Finally, if you’re not switching to holiday music this season, but would like some relief by mass scheduling stock programming, like a Year End Countdown, A-Z long form programming or any other type of Theme, remember to again – work smarter, not harder. Isolate elements via the Library | Browse and then utilize the Browse List to drag and drop desired elements. You can filter by attributes on the left and/or single click on the Library Browse’s column header to sort A-Z. If you want to do a year end countdown, pending your History settings, add an attribute field like Total Spins, sort A-Z and then drag and drop them over to the Browse List.
If you’re looking to schedule and then repeat a long form piece of programming, we recommend embracing the Copy Schedule option from Scheduler | Copy Schedule. You just choose the source and target station and yes, they can be the same station. Repeat this process for all of the desired times you wish to repeat/duplicate your schedule. If you have questions on which option to use, don’t forget about F1 for the dynamic help. If you’re planning on returning to your original programming halfway through the day, users can easily duplicate a third grid with a split schedule or simply define a single grid for the transition day and use the Clock Override, Clocks | Assignment | Overrides, to override the hour(s) by a clock.

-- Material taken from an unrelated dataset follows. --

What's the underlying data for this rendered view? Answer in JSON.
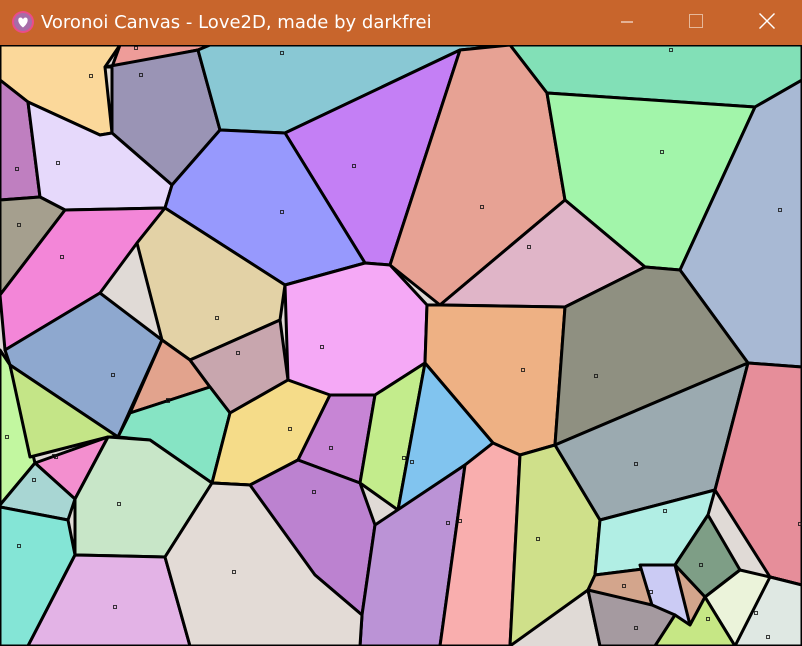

We’re looking for GSelector 4.9.0 and Zetta 5.20.1 Beta users right now! If you’re interested in getting the latest and greatest from RCS, reach out to your local RCS office and let them know you would like to become a Beta power user. We have more sessions on the way as we continue to broadcast live every Thursday at 11am ET. Don’t forget to follow us on www.Facebook.com/RCSSoundSoftware and RSVP for future RCS Live sessions.